- What you are asked to do
Among the records, which lines include "size"? List them.

Website and app data records
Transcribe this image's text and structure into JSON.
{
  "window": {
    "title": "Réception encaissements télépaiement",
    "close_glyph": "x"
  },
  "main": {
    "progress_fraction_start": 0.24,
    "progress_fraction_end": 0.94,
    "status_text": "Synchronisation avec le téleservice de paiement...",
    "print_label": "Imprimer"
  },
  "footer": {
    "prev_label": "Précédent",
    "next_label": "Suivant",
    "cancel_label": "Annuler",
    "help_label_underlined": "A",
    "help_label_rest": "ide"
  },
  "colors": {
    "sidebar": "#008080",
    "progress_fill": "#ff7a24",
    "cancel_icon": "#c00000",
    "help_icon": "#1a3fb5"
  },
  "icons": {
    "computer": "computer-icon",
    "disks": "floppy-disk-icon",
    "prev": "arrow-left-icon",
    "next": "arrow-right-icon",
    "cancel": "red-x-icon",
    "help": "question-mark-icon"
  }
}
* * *
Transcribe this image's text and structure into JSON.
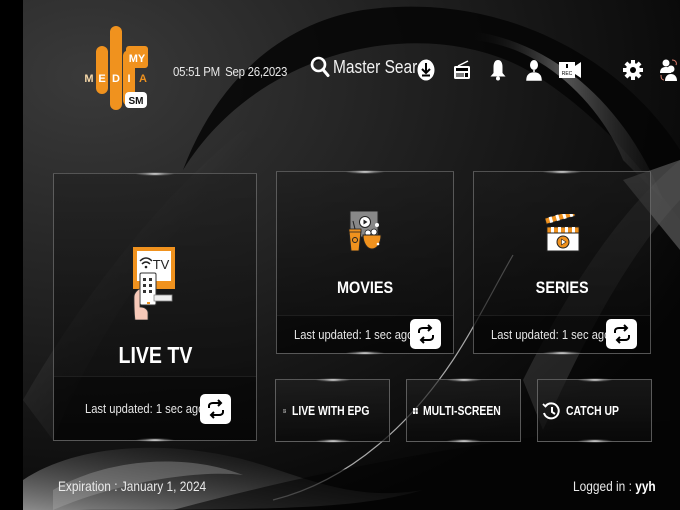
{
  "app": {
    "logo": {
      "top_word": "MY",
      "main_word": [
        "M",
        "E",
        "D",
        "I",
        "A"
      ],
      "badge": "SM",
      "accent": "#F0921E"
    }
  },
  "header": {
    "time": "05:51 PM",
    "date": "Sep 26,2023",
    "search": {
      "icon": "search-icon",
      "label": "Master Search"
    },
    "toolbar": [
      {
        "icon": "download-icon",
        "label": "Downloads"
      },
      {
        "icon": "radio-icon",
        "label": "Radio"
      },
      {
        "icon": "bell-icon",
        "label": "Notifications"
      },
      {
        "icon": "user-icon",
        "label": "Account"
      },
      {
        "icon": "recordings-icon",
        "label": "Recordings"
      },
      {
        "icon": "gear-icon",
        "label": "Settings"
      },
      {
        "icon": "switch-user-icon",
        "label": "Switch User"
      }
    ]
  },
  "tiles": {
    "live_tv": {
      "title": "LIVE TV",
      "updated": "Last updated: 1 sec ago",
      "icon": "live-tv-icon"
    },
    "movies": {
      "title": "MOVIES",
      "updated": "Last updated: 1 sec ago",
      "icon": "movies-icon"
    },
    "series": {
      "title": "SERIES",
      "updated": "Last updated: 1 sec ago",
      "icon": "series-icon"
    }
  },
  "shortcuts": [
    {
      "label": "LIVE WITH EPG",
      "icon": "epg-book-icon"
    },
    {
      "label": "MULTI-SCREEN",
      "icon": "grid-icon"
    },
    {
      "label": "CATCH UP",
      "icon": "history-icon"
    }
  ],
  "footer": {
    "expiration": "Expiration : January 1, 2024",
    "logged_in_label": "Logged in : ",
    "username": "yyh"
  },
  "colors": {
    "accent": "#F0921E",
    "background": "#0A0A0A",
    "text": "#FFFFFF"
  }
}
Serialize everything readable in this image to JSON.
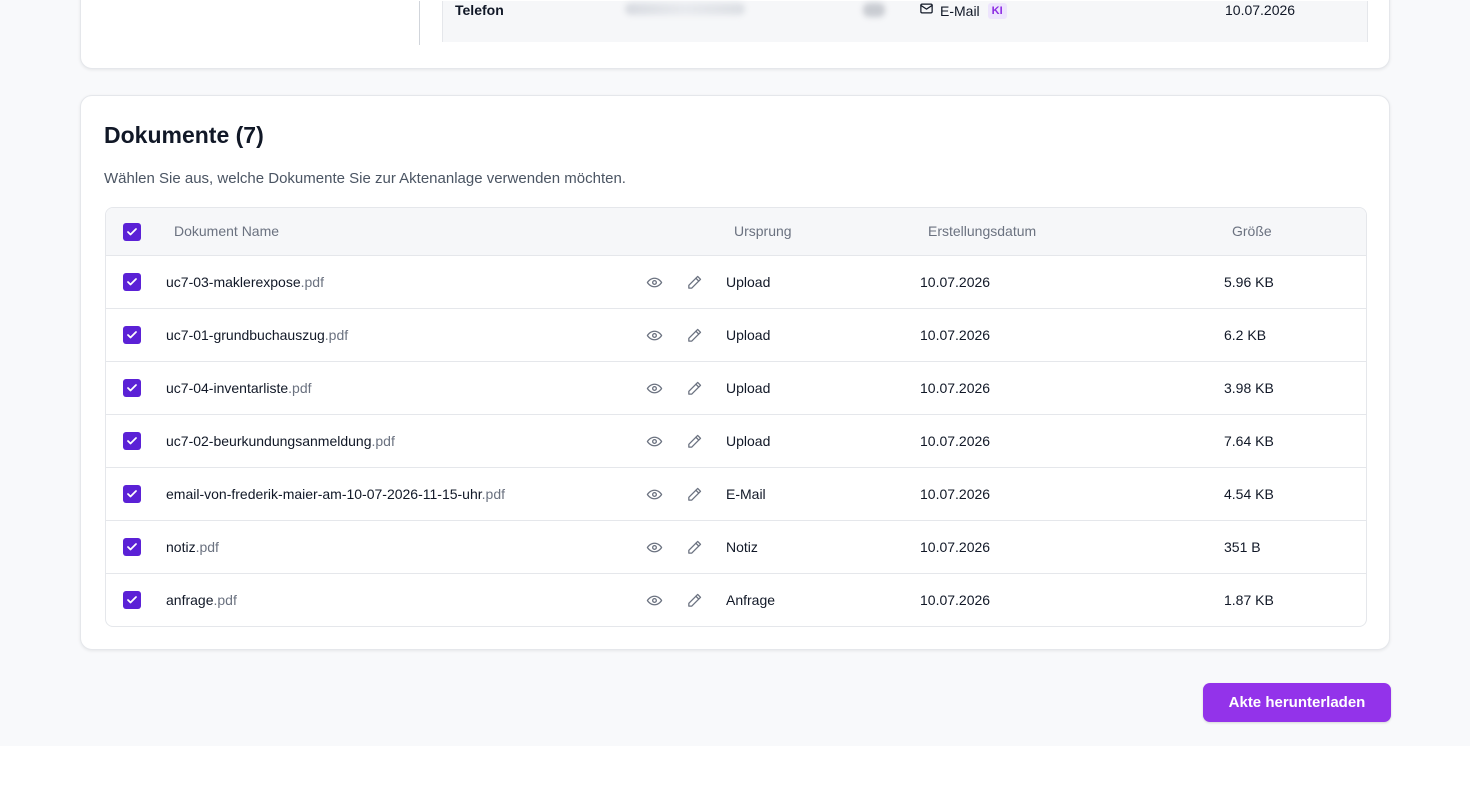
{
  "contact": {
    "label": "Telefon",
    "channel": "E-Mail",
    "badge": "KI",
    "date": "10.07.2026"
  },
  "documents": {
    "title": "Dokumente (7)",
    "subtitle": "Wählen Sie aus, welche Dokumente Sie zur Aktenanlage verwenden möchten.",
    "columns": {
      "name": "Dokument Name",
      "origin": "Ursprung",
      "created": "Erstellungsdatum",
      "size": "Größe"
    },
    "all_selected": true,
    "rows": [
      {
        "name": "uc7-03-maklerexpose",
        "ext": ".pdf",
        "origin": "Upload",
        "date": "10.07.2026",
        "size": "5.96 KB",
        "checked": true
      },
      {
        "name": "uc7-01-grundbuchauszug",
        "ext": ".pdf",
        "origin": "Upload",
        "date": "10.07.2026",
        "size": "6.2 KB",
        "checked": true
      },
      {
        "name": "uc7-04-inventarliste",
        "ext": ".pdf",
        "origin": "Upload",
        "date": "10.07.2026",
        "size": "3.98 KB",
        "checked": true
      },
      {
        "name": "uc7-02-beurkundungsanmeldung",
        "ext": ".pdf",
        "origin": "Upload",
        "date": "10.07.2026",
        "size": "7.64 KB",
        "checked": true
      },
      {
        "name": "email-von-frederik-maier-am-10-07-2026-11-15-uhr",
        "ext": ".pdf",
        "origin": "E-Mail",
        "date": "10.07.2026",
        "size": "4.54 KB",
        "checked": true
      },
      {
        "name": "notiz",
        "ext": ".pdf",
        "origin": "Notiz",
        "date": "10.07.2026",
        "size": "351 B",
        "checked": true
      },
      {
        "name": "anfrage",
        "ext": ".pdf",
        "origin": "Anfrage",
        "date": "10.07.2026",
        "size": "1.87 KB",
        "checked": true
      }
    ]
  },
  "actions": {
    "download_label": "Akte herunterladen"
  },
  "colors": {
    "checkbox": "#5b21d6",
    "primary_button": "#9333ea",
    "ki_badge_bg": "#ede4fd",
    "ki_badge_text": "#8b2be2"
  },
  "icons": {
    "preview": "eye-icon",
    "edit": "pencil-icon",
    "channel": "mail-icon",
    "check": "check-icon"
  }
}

- Output of the task
      "size": "Größe"
        "size": "5.96 KB",
        "size": "6.2 KB",
        "size": "3.98 KB",
        "size": "7.64 KB",
        "size": "4.54 KB",
        "size": "351 B",
        "size": "1.87 KB",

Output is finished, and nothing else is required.